This government believes employment is a key tool for building self-worth and making an individual part of society.
The award winning Disability Confident campaign was launched by the Prime Minister in July 2013 to challenge negative attitudes to disability employment and promote equal opportunities for all individuals who can work. We are working in partnership with employers to remove barriers, increase understanding and ensure that disabled people have opportunities to fulfil their potential and realise their aspirations.
Through the national employer event and a series of seven regional events, the campaign reached over 1,100 employers across Britain, who have made over 200 pledges to be Disability Confident. In July 2014 we launched an expanded and updated employer portal with advice and information for employers on obligations and support available to employ disabled people.
Also in July 2014, we launched a toolkit and supplementary information to support MPs and other individuals/organisations who wish to hold a Disability Confident event.
Disability Confident is going global: #disabilityconfident has been trending around the world in countries including Australia, Germany and the USA. The campaign has also inspired similar programmes abroad. The UK is leading the way in building positive attitudes towards disability employment.
Disability Confident encourages employers to become more confident about employing disabled people:
By breaking down the barriers and challenging negative attitudes towards employing disabled people;
Through building a better understanding of the support available to employers as they recruit and retain disabled employees.
The business benefits of employing disabled people are substantial:
Around a sixth of working aged people in the UK are disabled.
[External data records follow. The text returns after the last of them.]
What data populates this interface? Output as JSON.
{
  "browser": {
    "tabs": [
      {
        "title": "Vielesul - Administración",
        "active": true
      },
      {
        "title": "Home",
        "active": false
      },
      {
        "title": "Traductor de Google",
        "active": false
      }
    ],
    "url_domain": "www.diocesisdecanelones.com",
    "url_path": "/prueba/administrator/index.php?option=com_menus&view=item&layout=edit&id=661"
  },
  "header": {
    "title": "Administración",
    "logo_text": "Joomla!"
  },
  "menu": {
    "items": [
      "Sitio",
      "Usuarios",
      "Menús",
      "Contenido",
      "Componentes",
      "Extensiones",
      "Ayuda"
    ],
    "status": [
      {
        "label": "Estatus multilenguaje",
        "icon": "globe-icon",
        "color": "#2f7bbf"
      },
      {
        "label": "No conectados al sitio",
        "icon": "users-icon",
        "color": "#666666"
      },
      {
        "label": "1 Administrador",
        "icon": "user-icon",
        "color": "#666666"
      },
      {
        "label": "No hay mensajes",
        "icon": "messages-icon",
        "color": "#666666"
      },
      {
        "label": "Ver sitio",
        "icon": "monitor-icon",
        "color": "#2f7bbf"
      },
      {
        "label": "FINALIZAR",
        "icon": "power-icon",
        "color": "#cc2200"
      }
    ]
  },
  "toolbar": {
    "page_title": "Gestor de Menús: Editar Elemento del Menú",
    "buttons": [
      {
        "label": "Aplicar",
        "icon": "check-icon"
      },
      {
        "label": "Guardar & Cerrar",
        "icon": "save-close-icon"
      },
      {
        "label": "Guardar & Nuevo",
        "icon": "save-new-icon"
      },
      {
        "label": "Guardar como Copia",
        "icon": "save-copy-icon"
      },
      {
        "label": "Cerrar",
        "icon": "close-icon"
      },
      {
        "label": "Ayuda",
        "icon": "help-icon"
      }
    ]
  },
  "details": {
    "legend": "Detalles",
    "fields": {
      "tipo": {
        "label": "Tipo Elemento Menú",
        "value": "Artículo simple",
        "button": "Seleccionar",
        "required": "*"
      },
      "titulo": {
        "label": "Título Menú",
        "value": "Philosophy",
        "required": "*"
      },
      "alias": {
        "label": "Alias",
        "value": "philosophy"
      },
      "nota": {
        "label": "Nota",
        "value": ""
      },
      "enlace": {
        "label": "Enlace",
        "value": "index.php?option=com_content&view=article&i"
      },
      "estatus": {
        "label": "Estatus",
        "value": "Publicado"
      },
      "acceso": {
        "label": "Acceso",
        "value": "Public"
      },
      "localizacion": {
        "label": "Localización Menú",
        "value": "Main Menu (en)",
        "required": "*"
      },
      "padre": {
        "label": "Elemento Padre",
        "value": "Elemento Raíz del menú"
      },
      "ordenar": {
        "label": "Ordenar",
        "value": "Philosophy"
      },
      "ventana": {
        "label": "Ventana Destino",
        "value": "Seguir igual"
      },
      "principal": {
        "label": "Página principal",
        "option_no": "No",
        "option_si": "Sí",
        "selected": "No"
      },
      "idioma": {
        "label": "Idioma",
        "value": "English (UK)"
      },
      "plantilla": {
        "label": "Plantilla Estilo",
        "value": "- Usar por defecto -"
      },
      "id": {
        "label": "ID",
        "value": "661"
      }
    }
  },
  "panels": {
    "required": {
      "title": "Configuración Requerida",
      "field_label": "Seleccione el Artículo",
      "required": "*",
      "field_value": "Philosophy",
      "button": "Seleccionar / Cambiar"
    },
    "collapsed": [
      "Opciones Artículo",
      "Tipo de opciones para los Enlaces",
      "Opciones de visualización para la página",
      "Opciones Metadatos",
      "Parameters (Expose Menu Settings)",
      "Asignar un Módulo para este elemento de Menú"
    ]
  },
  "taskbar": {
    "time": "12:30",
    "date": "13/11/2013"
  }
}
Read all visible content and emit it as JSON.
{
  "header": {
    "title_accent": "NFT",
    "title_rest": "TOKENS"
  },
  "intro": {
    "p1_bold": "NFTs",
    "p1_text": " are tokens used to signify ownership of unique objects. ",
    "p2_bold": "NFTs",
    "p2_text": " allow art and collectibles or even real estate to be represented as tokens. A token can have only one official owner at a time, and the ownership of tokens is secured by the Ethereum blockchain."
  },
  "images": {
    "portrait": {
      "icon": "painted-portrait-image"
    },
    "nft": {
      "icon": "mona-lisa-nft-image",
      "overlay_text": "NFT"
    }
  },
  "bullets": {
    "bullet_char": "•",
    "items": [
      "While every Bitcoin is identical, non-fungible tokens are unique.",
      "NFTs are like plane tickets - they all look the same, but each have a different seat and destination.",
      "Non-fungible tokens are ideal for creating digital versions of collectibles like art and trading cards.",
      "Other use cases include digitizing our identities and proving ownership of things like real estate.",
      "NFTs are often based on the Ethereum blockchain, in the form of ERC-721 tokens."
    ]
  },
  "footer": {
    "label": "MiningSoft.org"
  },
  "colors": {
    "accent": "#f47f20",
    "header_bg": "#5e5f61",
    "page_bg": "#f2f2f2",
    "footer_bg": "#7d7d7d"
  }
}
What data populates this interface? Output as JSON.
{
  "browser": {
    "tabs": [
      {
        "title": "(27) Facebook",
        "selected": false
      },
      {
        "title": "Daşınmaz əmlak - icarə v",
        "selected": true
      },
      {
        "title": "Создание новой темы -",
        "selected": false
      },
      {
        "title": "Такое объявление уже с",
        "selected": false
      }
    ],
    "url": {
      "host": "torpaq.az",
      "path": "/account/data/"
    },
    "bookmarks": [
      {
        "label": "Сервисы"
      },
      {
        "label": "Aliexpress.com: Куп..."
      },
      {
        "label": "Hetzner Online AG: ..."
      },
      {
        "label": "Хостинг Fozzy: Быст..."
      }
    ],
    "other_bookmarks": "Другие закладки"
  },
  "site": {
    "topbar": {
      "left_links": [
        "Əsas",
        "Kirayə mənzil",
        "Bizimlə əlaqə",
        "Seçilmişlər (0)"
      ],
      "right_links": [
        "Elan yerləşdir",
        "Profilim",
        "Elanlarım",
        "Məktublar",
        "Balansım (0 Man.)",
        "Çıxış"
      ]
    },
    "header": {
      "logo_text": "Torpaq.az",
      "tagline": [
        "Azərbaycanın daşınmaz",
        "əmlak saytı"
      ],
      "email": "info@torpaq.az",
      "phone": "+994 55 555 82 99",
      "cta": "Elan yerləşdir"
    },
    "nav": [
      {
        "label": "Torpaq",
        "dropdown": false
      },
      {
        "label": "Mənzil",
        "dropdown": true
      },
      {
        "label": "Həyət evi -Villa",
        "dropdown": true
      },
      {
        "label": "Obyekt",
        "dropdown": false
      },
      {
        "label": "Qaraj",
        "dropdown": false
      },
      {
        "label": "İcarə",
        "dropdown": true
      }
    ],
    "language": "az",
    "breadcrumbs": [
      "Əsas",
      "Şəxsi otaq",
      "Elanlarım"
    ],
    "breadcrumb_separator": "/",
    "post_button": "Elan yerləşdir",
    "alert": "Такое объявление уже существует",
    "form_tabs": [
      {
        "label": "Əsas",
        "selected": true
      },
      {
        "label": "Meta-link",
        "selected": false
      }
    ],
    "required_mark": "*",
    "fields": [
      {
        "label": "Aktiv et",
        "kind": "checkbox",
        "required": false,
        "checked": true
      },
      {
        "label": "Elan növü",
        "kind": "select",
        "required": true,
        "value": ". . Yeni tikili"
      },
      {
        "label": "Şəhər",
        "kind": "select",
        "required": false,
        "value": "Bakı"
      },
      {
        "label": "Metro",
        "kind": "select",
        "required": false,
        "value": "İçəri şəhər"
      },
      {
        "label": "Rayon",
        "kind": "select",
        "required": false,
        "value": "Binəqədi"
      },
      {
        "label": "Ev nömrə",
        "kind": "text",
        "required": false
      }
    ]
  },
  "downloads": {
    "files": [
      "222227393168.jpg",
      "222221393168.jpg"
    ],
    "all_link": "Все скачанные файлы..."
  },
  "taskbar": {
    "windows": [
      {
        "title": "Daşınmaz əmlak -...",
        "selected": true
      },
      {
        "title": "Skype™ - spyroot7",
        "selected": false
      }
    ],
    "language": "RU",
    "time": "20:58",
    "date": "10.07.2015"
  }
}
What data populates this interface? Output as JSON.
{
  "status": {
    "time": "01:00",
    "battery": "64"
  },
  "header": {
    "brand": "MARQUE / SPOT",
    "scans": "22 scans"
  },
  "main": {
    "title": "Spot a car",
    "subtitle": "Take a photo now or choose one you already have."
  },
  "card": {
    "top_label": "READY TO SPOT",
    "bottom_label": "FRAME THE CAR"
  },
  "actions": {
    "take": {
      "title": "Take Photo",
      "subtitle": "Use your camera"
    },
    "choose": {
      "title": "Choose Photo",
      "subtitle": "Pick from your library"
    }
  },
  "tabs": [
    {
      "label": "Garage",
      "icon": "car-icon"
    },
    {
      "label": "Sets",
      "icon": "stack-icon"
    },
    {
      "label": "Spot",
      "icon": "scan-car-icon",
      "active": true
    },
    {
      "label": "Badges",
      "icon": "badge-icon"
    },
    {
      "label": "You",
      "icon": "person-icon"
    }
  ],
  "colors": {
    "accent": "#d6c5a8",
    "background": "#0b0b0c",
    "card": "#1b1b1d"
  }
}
Being open to employing disabled people will therefore increase the talent, experience and diversity of the workforce.
A workforce including disabled people will help businesses to respond to the needs of the third of disabled people who still have difficulty accessing goods and services.
David Cameron said:
“What hope do we have in this global race if we lose out on the talent and skills of one-fifth of our population? It would be like competing with one hand tied behind our back.”
Ashok Vaswani, Chief Executive of Barclays Retail & Business Banking, said:
“We must recognise that being disability confident isn’t a problem to be overcome - it’s an opportunity not to be missed.”
For the average business, 20% of their customers are likely to be disabled people.
The spending power of households that include a disabled person, the ‘Purple Pound’ is currently valued at £212 billion a year. Employing disabled people creates better connections with disabled customers which allow businesses to tap into this spending power.
Case Study: Disability Confident
Chris Kew is a training co-ordinator at Hands Free Computing Ltd. Following an accident when Chris was eighteen, he was left with life-threatening injuries as a result of a brain haemorrhage.
Chris has now recovered from his accident but is left with lasting cognitive damage, including short-term memory problems and epilepsy triggered by stress and lighting. He found that his condition was seen as a barrier in previous job roles but has been delighted at the help and support he has received since joining Hands Free Computing two years ago.